ASSIGNED TASK: Every line with the word "JSON" in it should be extracted from the data that follows.
**** DATA FOR REVIEW
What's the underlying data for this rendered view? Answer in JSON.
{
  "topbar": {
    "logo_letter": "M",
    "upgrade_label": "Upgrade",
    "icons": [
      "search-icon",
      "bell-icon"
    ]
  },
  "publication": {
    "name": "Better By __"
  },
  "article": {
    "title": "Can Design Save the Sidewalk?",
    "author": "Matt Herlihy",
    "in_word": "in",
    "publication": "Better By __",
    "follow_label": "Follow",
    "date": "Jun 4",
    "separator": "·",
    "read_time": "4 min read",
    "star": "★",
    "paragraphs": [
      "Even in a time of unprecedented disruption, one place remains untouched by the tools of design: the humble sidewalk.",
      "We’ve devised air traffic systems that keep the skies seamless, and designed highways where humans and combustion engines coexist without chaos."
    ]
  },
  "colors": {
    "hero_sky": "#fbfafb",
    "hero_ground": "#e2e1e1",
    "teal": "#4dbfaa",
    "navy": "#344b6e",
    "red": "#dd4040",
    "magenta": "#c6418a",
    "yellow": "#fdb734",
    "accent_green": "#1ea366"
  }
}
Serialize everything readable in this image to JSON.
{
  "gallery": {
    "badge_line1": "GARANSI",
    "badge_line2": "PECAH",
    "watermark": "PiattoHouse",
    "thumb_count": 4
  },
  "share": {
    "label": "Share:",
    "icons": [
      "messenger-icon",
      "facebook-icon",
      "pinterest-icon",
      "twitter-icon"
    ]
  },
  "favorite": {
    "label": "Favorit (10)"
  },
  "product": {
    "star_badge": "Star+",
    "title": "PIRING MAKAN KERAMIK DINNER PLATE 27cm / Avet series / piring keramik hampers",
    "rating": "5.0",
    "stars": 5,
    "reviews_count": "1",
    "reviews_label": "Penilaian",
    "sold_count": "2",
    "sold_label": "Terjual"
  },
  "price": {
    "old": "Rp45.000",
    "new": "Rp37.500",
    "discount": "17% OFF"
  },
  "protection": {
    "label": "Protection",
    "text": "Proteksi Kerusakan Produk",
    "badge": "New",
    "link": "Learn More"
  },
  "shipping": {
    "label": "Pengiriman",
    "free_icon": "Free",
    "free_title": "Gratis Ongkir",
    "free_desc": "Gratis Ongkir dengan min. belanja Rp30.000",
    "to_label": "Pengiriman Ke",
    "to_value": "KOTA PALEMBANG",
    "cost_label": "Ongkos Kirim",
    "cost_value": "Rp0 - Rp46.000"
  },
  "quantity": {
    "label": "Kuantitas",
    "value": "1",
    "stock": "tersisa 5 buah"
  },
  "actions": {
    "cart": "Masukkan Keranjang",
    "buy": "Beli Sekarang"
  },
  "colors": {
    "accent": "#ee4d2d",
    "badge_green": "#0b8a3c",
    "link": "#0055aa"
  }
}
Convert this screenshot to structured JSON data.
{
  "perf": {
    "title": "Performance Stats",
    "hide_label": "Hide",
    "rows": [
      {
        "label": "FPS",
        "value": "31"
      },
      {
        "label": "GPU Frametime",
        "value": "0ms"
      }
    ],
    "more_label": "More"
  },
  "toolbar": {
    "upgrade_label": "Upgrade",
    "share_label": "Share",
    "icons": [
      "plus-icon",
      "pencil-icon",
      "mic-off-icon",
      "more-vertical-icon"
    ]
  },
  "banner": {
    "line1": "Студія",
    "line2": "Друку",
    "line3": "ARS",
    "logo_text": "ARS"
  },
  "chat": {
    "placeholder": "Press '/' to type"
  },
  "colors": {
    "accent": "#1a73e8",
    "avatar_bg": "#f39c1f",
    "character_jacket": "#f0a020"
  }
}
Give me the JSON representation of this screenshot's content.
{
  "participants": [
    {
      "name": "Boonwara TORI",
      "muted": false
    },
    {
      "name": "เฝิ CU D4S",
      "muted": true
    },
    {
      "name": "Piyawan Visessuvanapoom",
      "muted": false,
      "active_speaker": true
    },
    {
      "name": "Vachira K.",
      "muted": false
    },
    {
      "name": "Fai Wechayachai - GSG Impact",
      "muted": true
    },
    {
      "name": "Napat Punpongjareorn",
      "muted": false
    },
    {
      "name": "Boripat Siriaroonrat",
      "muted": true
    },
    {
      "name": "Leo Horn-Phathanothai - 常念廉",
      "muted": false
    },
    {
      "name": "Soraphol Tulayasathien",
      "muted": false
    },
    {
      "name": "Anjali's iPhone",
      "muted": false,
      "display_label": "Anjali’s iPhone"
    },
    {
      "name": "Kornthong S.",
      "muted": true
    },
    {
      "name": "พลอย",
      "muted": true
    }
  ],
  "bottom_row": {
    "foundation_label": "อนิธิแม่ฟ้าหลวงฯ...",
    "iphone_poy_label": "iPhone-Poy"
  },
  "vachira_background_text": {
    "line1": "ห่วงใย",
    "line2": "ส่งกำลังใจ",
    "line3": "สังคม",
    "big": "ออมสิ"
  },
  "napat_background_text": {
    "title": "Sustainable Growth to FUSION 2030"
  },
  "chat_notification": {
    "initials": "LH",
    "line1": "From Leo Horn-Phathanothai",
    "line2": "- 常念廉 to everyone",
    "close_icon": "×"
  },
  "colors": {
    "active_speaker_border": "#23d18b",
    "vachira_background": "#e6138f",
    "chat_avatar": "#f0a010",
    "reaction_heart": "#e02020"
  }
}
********
TASK SOLUTION:
What's the underlying data for this rendered view? Answer in JSON.
Serialize everything readable in this image to JSON.
Convert this screenshot to structured JSON data.
Give me the JSON representation of this screenshot's content.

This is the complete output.